“Age is just a number.” 

How frequently have you heard people say this, and how often do you use this phrase? A lot, right?

It might stand true in most cases, but again, there is a valid reason you celebrate birth anniversaries to mark another passing year; after all, chronological age matters.

Moreover, it acts as an identifier, a distinction that puts you into a specific generation. 

Undeniably diversity is a strength, and this becomes more valuable when the current workforce has potentially five generations simultaneously. Though the age-diverse workforce might have grandparents and grandchildren in the same workspace, pursuing this age diversity offers a formidable challenge to the recruiters. 

Multigenerational Workforce: The Meaning

A multigenerational workforce is one with employees from many generations. In addition, because the average human lifespan is growing, more people opt to work past the traditional retirement age.

Firms now have 4-5 generations working together. These are the individuals who make up these groups:

  • Silent Generation (Traditionalists) – born 1928-1945
  • Baby Boomers – born 1946-1964
  • Generation X – born 1965-1980
  • Generation Y (Millennials) – born 1981-1996
  • Generation Z – born 1997-2012

As a recruiter who works with a diverse age group, the following are the most significant differences:


Each generation brings its belief system and values to the workplace. For example, baby boomers value material things and uniqueness, whereas Gen X values work-life balance. On the other hand, millennials are obsessed with quick gratification/feedback, communication, and learning.

Effort Ethics

The baby boomer’s work ethic revolved around discipline, commitment, and hard work. However, maintaining a work-life balance was the core of Gen X’s work ethic. On the other hand, millennials enjoy multitasking and professional development through life-enriching activities.


While baby boomers are notorious for being averse to change and preferring their familiar surroundings, Gen Xers are considerably more receptive to change. In contrast, millennials are the most adaptable to change and take on these issues front on.

Hiring Multigeneration Workforce

1. The Benefits

  • Different generations have a unique perspective towards work, helping your organization with varied skills and abilities. 
  • With different perspectives come different solutions, increasing the problem-solving ability in the workplace. 
  • Increased diversity in teams means more chances for productive interactions and learning from each other. 
  • Each generation has a different awareness and strengths, which adds value to the workforce. 
  • Employees from different generations in the workforce mirror a family structure, and such an age-diverse workforce is emotionally more available for each other. 

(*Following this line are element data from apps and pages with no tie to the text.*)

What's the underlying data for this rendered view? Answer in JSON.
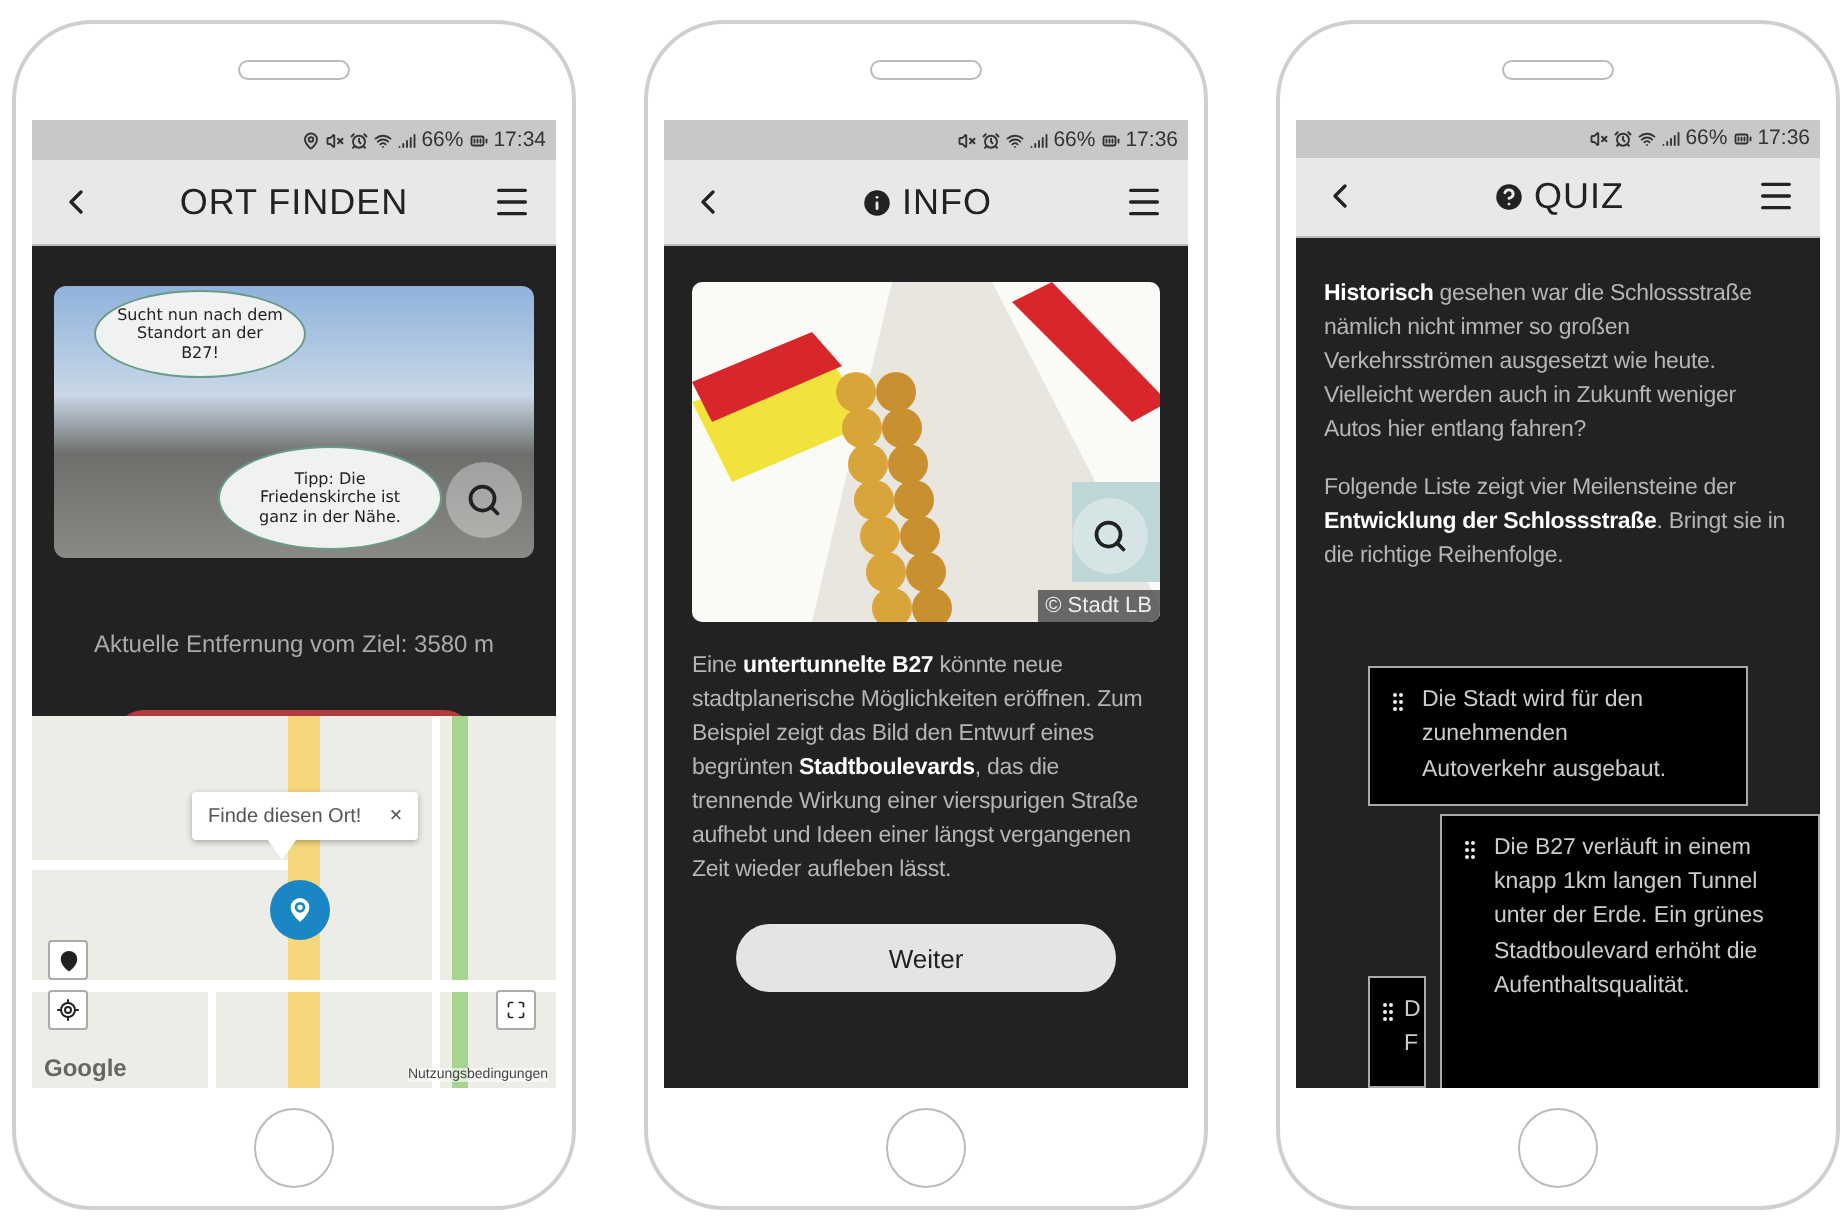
{
  "screens": [
    {
      "kind": "find",
      "status_bar": {
        "battery": "66%",
        "time": "17:34"
      },
      "header": {
        "title": "ORT FINDEN"
      },
      "photo": {
        "bubbles": [
          "Sucht nun nach dem Standort an der B27!",
          "Tipp: Die Friedenskirche ist ganz in der Nähe."
        ]
      },
      "distance": "Aktuelle Entfernung vom Ziel: 3580 m",
      "map": {
        "popup": "Finde diesen Ort!",
        "popup_close": "×",
        "logo": "Google",
        "terms": "Nutzungsbedingungen"
      }
    },
    {
      "kind": "info",
      "status_bar": {
        "battery": "66%",
        "time": "17:36"
      },
      "header": {
        "title": "INFO"
      },
      "image": {
        "credit": "© Stadt LB"
      },
      "text": "Eine **untertunnelte B27** könnte neue stadtplanerische Möglichkeiten eröffnen. Zum Beispiel zeigt das Bild den Entwurf eines begrünten **Stadtboulevards**, das die trennende Wirkung einer vierspurigen Straße aufhebt und Ideen einer längst vergangenen Zeit wieder aufleben lässt.",
      "button": "Weiter"
    },
    {
      "kind": "quiz",
      "status_bar": {
        "battery": "66%",
        "time": "17:36"
      },
      "header": {
        "title": "QUIZ"
      },
      "paragraphs": [
        "**Historisch** gesehen war die Schlossstraße nämlich nicht immer so großen Verkehrsströmen ausgesetzt wie heute. Vielleicht werden auch in Zukunft weniger Autos hier entlang fahren?",
        "Folgende Liste zeigt vier Meilensteine der **Entwicklung der Schlossstraße**. Bringt sie in die richtige Reihenfolge."
      ],
      "cards": [
        {
          "kind": "placed",
          "lines": [
            "Die Stadt wird für den",
            "zunehmenden",
            "Autoverkehr ausgebaut."
          ]
        },
        {
          "kind": "placed",
          "lines": [
            "D",
            "F"
          ]
        },
        {
          "kind": "dragging",
          "lines": [
            "Die B27 verläuft in einem knapp 1km langen Tunnel unter der Erde. Ein grünes Stadtboulevard erhöht die Aufenthaltsqualität."
          ]
        }
      ]
    }
  ]
}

2. The Challenges

  • Different generations have different understandings of tonality and message conveyed. So, finding the right means of communication becomes a challenge.
  • With diversity comes pre-conceived notions and negative stereotypes, making the work culture toxic. 
  • Different generations have different expectations, be it in direct compensation and pay packages or facilities offered by the organization. Fulfilling each individual’s needs can be challenging for HR managers. 

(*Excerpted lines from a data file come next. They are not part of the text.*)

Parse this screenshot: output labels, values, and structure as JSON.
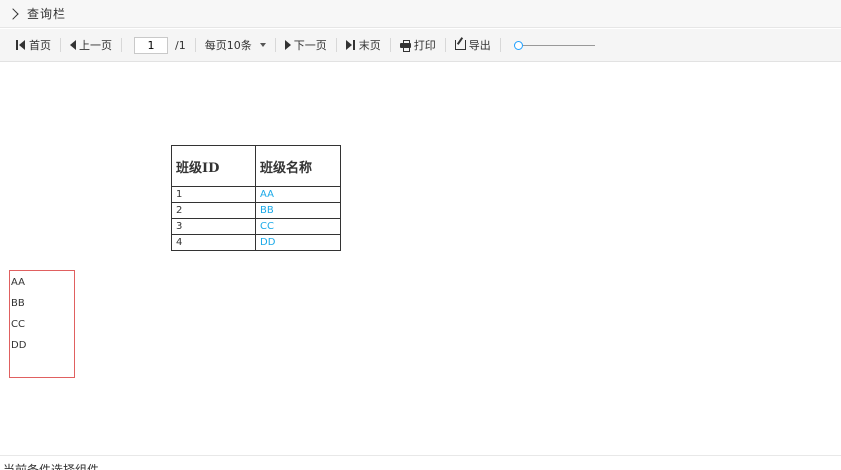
{
  "query_bar": {
    "label": "查询栏"
  },
  "toolbar": {
    "first_label": "首页",
    "prev_label": "上一页",
    "page_value": "1",
    "page_total": "/1",
    "page_size_label": "每页10条",
    "next_label": "下一页",
    "last_label": "末页",
    "print_label": "打印",
    "export_label": "导出"
  },
  "table": {
    "headers": [
      "班级ID",
      "班级名称"
    ],
    "rows": [
      {
        "id": "1",
        "name": "AA"
      },
      {
        "id": "2",
        "name": "BB"
      },
      {
        "id": "3",
        "name": "CC"
      },
      {
        "id": "4",
        "name": "DD"
      }
    ]
  },
  "list": {
    "items": [
      "AA",
      "BB",
      "CC",
      "DD"
    ]
  },
  "footer": {
    "text": "当前条件选择组件"
  },
  "colors": {
    "link": "#1aa9e8",
    "box_border": "#e06060",
    "slider_accent": "#1e9fff"
  },
  "icons": [
    "chevron-right-icon",
    "first-page-icon",
    "prev-page-icon",
    "caret-down-icon",
    "next-page-icon",
    "last-page-icon",
    "print-icon",
    "export-icon"
  ]
}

3. The Solution: Right Management Practices 

  • Redefine your employee value proposition and offer cultural benefits to satisfy all generations. Employees across generations appreciate policies like meal cards, wellness programs, paid leaves. 
  • Make your hiring process inclusive and free from all sorts of age biases, helping employees feel welcome. From the language of job ads you post to the final onboarding, ensure all individuals are treated with respect. 
  • Use different communication styles with different generations while ensuring that the same information is being passed on to each employee in the most suitable manner. 
  • Accommodate a range of working styles and needs because each generation understands work requirements differently and operate in unique ways. 
  • Create learning and development opportunities for all employees keeping in mind their needs and requirements. 
  • Create an open culture of giving and receiving feedback. 

Organizations benefit from having a multigenerational workforce because it keeps ideas flowing and allows for new ways of working. This age range allows for a symbiotic evolution of knowledge and skills among coworkers. The organization grows in proportion to the increase in staff numbers. As a result, it is up to the recruiters to balance experience and talents and pick people who match its basic values. So, if you wish to hire the best from each generation and make your workforce strong and equipped with a range of competencies, you should consider employing Discover Assessmentspre-employment assessment solutions. Contact us to use our gamut of psychometric solutions, you can attract, hire, and retain the best talents, taking your organization to newer heights.